Barbara is quite conversant in French so I let her take the lead on ordering. Unfortunately, she wasn’t as conversant with the metric system. Her request for 200 kilos of cheese (about 440 lbs) prompted the counterman to ask, “Perhaps Madame has a truck outside?” When I saw the Crotte du Diable in the display case and pantomimed that I wanted it was well, I’m sure he thought we were both nuts. The round package – mercifully small as later events would prove – had an orange-yellow background with a black-accented devil holding a steaming object on one of the tines of his trident. The thing looked a lot like, er, perhaps you can guess.

The preparations for the picnic were not complete until we had a bottle of Cotes-du-Rhone, of course. We found a wonderful area on the grounds of Tervuren Park in front of an Musée Royal de l’Afrique Central with marble sculpture, a huge lawn, and a border of trees. After spreading a blanket, I opened the wine and then unpacked the Crotte du Diable, eager to taste this potent cheese. I noticed almost as soon as I opened the package that birds reversed their flight, dogs backed up whining and the sounds of insects buzzing ceased. Or maybe it was just my imagination. The watering of my eyes, I did not imagine, however.
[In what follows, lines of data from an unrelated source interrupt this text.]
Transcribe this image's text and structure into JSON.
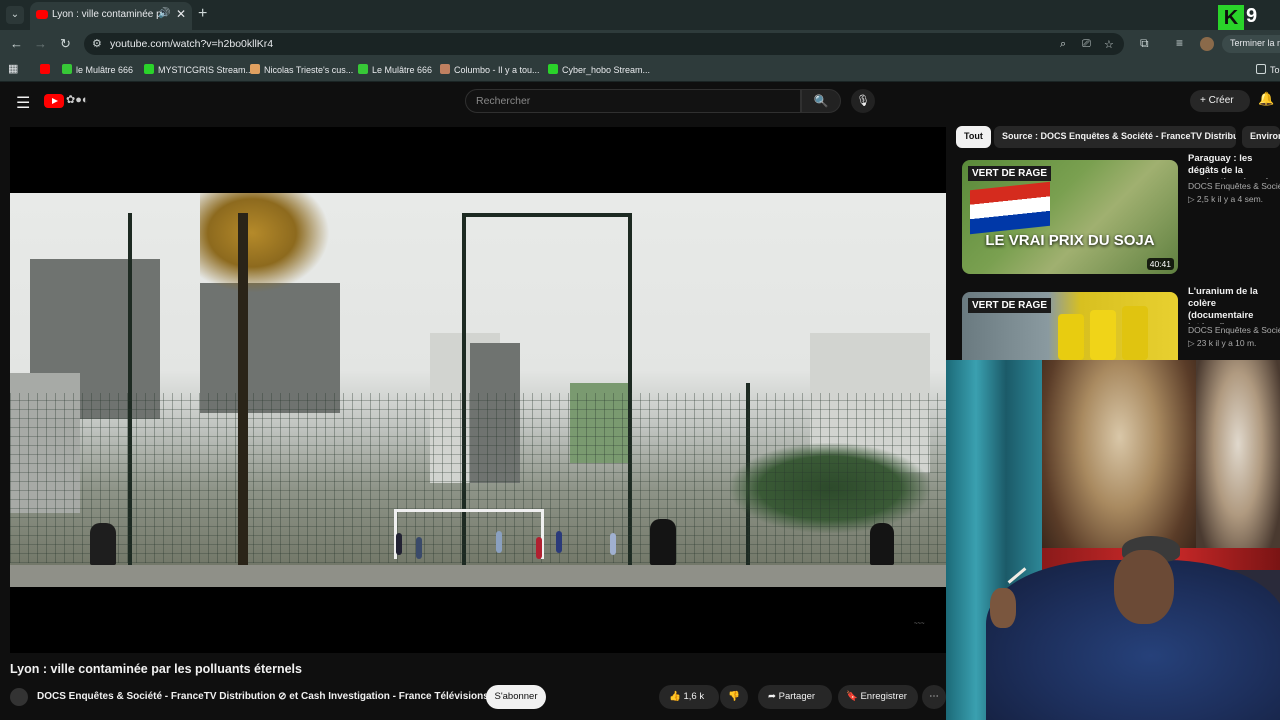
{
  "browser": {
    "tab": {
      "title": "Lyon : ville contaminée par",
      "close": "✕"
    },
    "new_tab": "+",
    "url": "youtube.com/watch?v=h2bo0kllKr4",
    "finish_button": "Terminer la m",
    "bookmarks": [
      {
        "label": "le Mulâtre 666",
        "color": "#37c837"
      },
      {
        "label": "MYSTICGRIS Stream...",
        "color": "#2ad32a"
      },
      {
        "label": "Nicolas Trieste's cus...",
        "color": "#e0a060"
      },
      {
        "label": "Le Mulâtre 666",
        "color": "#37c837"
      },
      {
        "label": "Columbo - Il y a tou...",
        "color": "#c08060"
      },
      {
        "label": "Cyber_hobo Stream...",
        "color": "#2ad32a"
      }
    ],
    "bookmarks_folder": "To"
  },
  "youtube": {
    "search_placeholder": "Rechercher",
    "create_label": "Créer",
    "video": {
      "title": "Lyon : ville contaminée par les polluants éternels",
      "channel": "DOCS Enquêtes & Société - FranceTV Distribution ⊘ et Cash Investigation - France Télévisions ⊘",
      "subscribe": "S'abonner",
      "likes": "1,6 k",
      "share": "Partager",
      "save": "Enregistrer",
      "more": "⋯"
    },
    "chips": [
      {
        "label": "Tout",
        "active": true
      },
      {
        "label": "Source : DOCS Enquêtes & Société - FranceTV Distribution",
        "active": false
      },
      {
        "label": "Environ",
        "active": false
      }
    ],
    "recommendations": [
      {
        "badge": "VERT DE RAGE",
        "overlay": "LE VRAI PRIX DU SOJA",
        "duration": "40:41",
        "title": "Paraguay : les dégâts de la production du soja",
        "channel": "DOCS Enquêtes & Société -",
        "meta": "▷ 2,5 k   il y a 4 sem."
      },
      {
        "badge": "VERT DE RAGE",
        "title": "L'uranium de la colère (documentaire intégral) rage",
        "channel": "DOCS Enquêtes & Société -",
        "meta": "▷ 23 k   il y a 10 m."
      }
    ]
  },
  "stream_logo": {
    "letter": "K",
    "number": "9"
  },
  "player": {
    "watermark": "~~~"
  },
  "colors": {
    "accent": "#ff0000",
    "bg": "#0f0f0f",
    "chip_active": "#f1f1f1"
  }
}
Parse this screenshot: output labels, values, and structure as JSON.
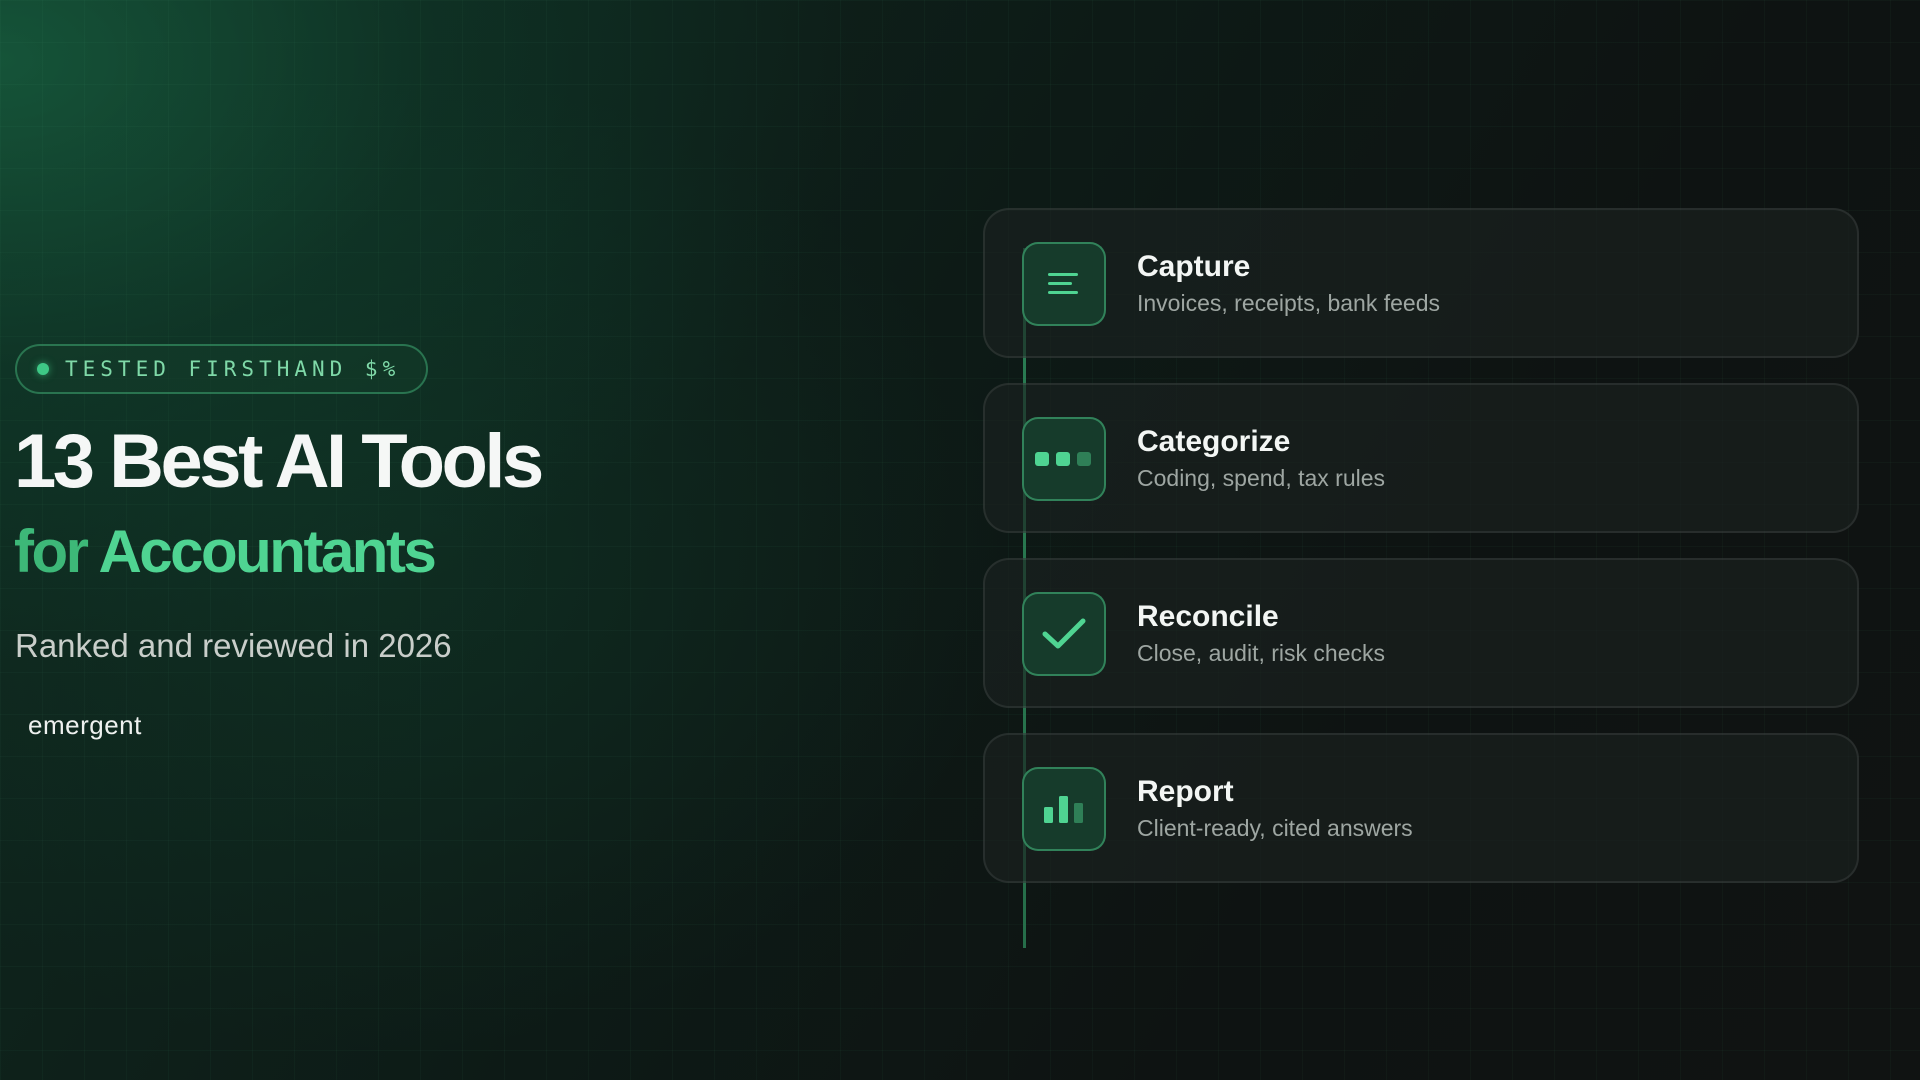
{
  "badge": {
    "text": "TESTED FIRSTHAND $%"
  },
  "headline": {
    "line1": "13 Best AI Tools",
    "line2_prefix": "for",
    "line2_highlight": "Accountants"
  },
  "subtitle": "Ranked and reviewed in 2026",
  "brand": "emergent",
  "steps": [
    {
      "title": "Capture",
      "description": "Invoices, receipts, bank feeds",
      "icon": "lines-icon"
    },
    {
      "title": "Categorize",
      "description": "Coding, spend, tax rules",
      "icon": "dots-icon"
    },
    {
      "title": "Reconcile",
      "description": "Close, audit, risk checks",
      "icon": "check-icon"
    },
    {
      "title": "Report",
      "description": "Client-ready, cited answers",
      "icon": "bar-chart-icon"
    }
  ],
  "colors": {
    "accent": "#3ec886",
    "accent_light": "#4fd492",
    "background": "#0c1311",
    "card_bg": "#1c2220",
    "icon_bg": "#163b2b"
  }
}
Placing some cheese on a cracker, I was relieved to see the color at least was pale yellow and cheese-like. You’ve heard the expression, “flavor explosion”? I think this is where the term was derived. I experienced everything but sound effects. Limburger is wimpy compared to this little cheese. But I survived, at least momentarily.

Barbara said to me, “Oh, you have to try it with the wine.” Really? So I took a sip of the Cotes-du-Rhone and experienced a chemical change in the composition of the cheese that truly indicated where it got its name. Did this create a bad taste in my mouth? I wanted to rip out my tongue. If I’d looked more closely at this woman, I would have noticed the tears of pain coursing down her cheeks and the faux smile frozen on her face. Then she almost gagged as peals of laughter followed. I’d been had.

After that there was little else I could do but marry her, and try getting back at her for that nasty trick. I don’t think I ever came close, but I keep trying. I also keep trying Cotes du Rhone, but I’m much more careful about cheese pairing.

Maison Bouachon Cotes-du-Rhone
The Skalli Family Wines Americas includes the Napa-based St. Supery Winery, vineyards in Corsica, and in the Languedoc. The family came from Algeria in 1961 after Algerian independence, began growing grapes in Corsica, then Languedoc and two locations in Napa where conditions were similar to the Languedoc region. In 2001, they purchased Maison Bouachon in the Rhone valley.

I sampled their Cotes-du-Rhone “Les Rabassières” recently and was very impressed. This is a big wine, tasting like a harmonious blend of the Old and New World. Red berry fruits, tastes of violets, and prunes with a lush mouthfeel. The Grenache (60%) leads the way with 30% Syrah providing good structure, and 10% Mourvèdre for added complexity. I played it safe and paired it with a NY strip and baked potato. Besides, I’m not sure you can get Crotte du Diable without a permit these days. Salut!